*TASK BRIEF*: Retype the data that follows, keeping every character the same.

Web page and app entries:
■ ■ ■ ■

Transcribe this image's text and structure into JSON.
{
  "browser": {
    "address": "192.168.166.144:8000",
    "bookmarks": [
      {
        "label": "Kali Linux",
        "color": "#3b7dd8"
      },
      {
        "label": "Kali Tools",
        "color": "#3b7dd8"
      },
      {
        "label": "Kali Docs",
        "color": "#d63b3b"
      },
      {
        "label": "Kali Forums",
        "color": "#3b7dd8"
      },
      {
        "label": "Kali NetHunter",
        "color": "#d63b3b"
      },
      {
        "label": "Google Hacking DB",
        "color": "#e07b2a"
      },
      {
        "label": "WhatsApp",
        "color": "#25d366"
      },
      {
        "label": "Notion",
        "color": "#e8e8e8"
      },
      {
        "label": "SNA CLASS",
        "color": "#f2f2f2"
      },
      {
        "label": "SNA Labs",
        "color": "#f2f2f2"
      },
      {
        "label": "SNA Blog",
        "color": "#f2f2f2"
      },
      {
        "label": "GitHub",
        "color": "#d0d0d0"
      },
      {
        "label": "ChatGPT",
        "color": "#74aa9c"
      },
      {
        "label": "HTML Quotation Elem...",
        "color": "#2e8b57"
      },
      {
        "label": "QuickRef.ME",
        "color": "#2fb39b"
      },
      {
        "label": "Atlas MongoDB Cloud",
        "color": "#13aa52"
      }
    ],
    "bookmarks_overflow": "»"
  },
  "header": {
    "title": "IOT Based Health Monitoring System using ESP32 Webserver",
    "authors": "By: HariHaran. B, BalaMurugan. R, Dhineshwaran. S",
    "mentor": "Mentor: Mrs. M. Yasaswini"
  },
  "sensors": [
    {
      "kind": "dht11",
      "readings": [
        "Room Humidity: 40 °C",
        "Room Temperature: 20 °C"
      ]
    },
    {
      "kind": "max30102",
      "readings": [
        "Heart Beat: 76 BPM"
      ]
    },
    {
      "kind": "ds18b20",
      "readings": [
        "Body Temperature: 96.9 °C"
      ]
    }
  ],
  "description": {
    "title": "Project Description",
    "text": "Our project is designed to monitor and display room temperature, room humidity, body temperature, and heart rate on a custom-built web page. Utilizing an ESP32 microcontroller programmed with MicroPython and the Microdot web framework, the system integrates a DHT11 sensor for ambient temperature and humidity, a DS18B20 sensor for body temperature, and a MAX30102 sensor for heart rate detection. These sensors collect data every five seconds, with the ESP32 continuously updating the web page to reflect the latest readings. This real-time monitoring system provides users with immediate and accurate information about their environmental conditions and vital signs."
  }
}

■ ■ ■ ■

*RESULT OF THIS EXERCISE*:
Transcribe this image's text and structure into JSON.
{
  "browser": {
    "address": "192.168.166.144:8000",
    "bookmarks": [
      {
        "label": "Kali Linux",
        "color": "#3b7dd8"
      },
      {
        "label": "Kali Tools",
        "color": "#3b7dd8"
      },
      {
        "label": "Kali Docs",
        "color": "#d63b3b"
      },
      {
        "label": "Kali Forums",
        "color": "#3b7dd8"
      },
      {
        "label": "Kali NetHunter",
        "color": "#d63b3b"
      },
      {
        "label": "Google Hacking DB",
        "color": "#e07b2a"
      },
      {
        "label": "WhatsApp",
        "color": "#25d366"
      },
      {
        "label": "Notion",
        "color": "#e8e8e8"
      },
      {
        "label": "SNA CLASS",
        "color": "#f2f2f2"
      },
      {
        "label": "SNA Labs",
        "color": "#f2f2f2"
      },
      {
        "label": "SNA Blog",
        "color": "#f2f2f2"
      },
      {
        "label": "GitHub",
        "color": "#d0d0d0"
      },
      {
        "label": "ChatGPT",
        "color": "#74aa9c"
      },
      {
        "label": "HTML Quotation Elem...",
        "color": "#2e8b57"
      },
      {
        "label": "QuickRef.ME",
        "color": "#2fb39b"
      },
      {
        "label": "Atlas MongoDB Cloud",
        "color": "#13aa52"
      }
    ],
    "bookmarks_overflow": "»"
  },
  "header": {
    "title": "IOT Based Health Monitoring System using ESP32 Webserver",
    "authors": "By: HariHaran. B, BalaMurugan. R, Dhineshwaran. S",
    "mentor": "Mentor: Mrs. M. Yasaswini"
  },
  "sensors": [
    {
      "kind": "dht11",
      "readings": [
        "Room Humidity: 40 °C",
        "Room Temperature: 20 °C"
      ]
    },
    {
      "kind": "max30102",
      "readings": [
        "Heart Beat: 76 BPM"
      ]
    },
    {
      "kind": "ds18b20",
      "readings": [
        "Body Temperature: 96.9 °C"
      ]
    }
  ],
  "description": {
    "title": "Project Description",
    "text": "Our project is designed to monitor and display room temperature, room humidity, body temperature, and heart rate on a custom-built web page. Utilizing an ESP32 microcontroller programmed with MicroPython and the Microdot web framework, the system integrates a DHT11 sensor for ambient temperature and humidity, a DS18B20 sensor for body temperature, and a MAX30102 sensor for heart rate detection. These sensors collect data every five seconds, with the ESP32 continuously updating the web page to reflect the latest readings. This real-time monitoring system provides users with immediate and accurate information about their environmental conditions and vital signs."
  }
}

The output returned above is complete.